Our automatic cell-handling system resolves these two problems: saving time and money and allowing researchers to concentrate on the characterization phase of their experiments. Thanks to our modular system - consisting of three main modules, the CellSorter, the MicroInjector, and the PlateFeeder - single biological entities are delivered-on-demand, making the cost-efficient CellSorter module ideally suited for integration into an automated process.
In one application, named ZebraFactor, the CellSorter is combined with the PlateFeeder to sort wild type and transgenic fertilized Zebrafish eggs, with and without chorion, into 96 multi-well plates. This is accomplished in less than 7 minutes (around 4 seconds per embryo) with a survival rate comparable to manual control (6.6% control, 7.6% cell sorter). Sorting can be based on size alone or, if a more complex self-learning vision algorithm is used, on a multitude of specific characteristics of the fertilized eggs, which normally would require an experienced lab technician to identify.
In another application, named XenoFactor, the CellSorter is combined with the MicroInjector to automatically sort individual Xenopus oocytes based on their quality, and dose the viable ones into a dedicated microinjection carousel where the oocytes are immobilized, microinjected, and finally collected in containers or, again, multi-well plates.

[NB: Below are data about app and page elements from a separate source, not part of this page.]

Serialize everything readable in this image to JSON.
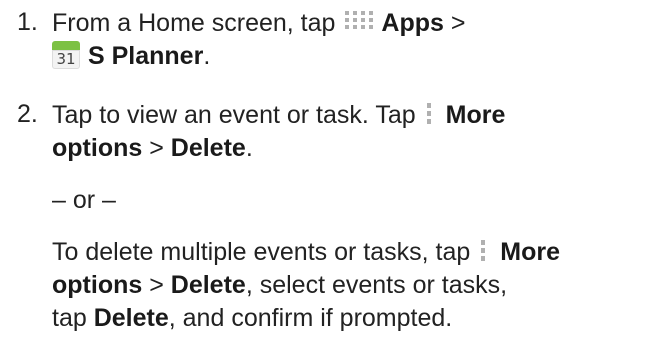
{
  "steps": [
    {
      "number": "1.",
      "line1": {
        "prefix": "From a Home screen, tap",
        "apps_label": "Apps",
        "separator": ">"
      },
      "line2": {
        "calendar_day": "31",
        "planner_label": "S Planner",
        "end": "."
      }
    },
    {
      "number": "2.",
      "line1": {
        "prefix": "Tap to view an event or task. Tap",
        "more_label": "More"
      },
      "line2": {
        "options_label": "options",
        "separator": ">",
        "delete_label": "Delete",
        "end": "."
      },
      "or_text": "– or –",
      "alt": {
        "line1_prefix": "To delete multiple events or tasks, tap",
        "line1_more": "More",
        "line2_options": "options",
        "line2_sep": ">",
        "line2_delete": "Delete",
        "line2_rest": ", select events or tasks,",
        "line3_prefix": "tap",
        "line3_delete": "Delete",
        "line3_rest": ", and confirm if prompted."
      }
    }
  ],
  "icons": {
    "apps": "apps-grid-icon",
    "calendar": "calendar-icon",
    "more": "more-options-icon"
  },
  "colors": {
    "text": "#222222",
    "calendar_green": "#7cc143",
    "icon_gray": "#b0b0b0"
  }
}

The cycle time for one oocyte is about 10 seconds compared to the manual cycle time of 2 minutes (average for quality control, sorting, injecting, and collecting).
Besides offering the technology as it stands for biological entities such as Xenopus oocytes or Zebrafish eggs, CSEM is also interested in working with partners to develop the technology further for other applications and for smaller entities such as cell clusters or single cells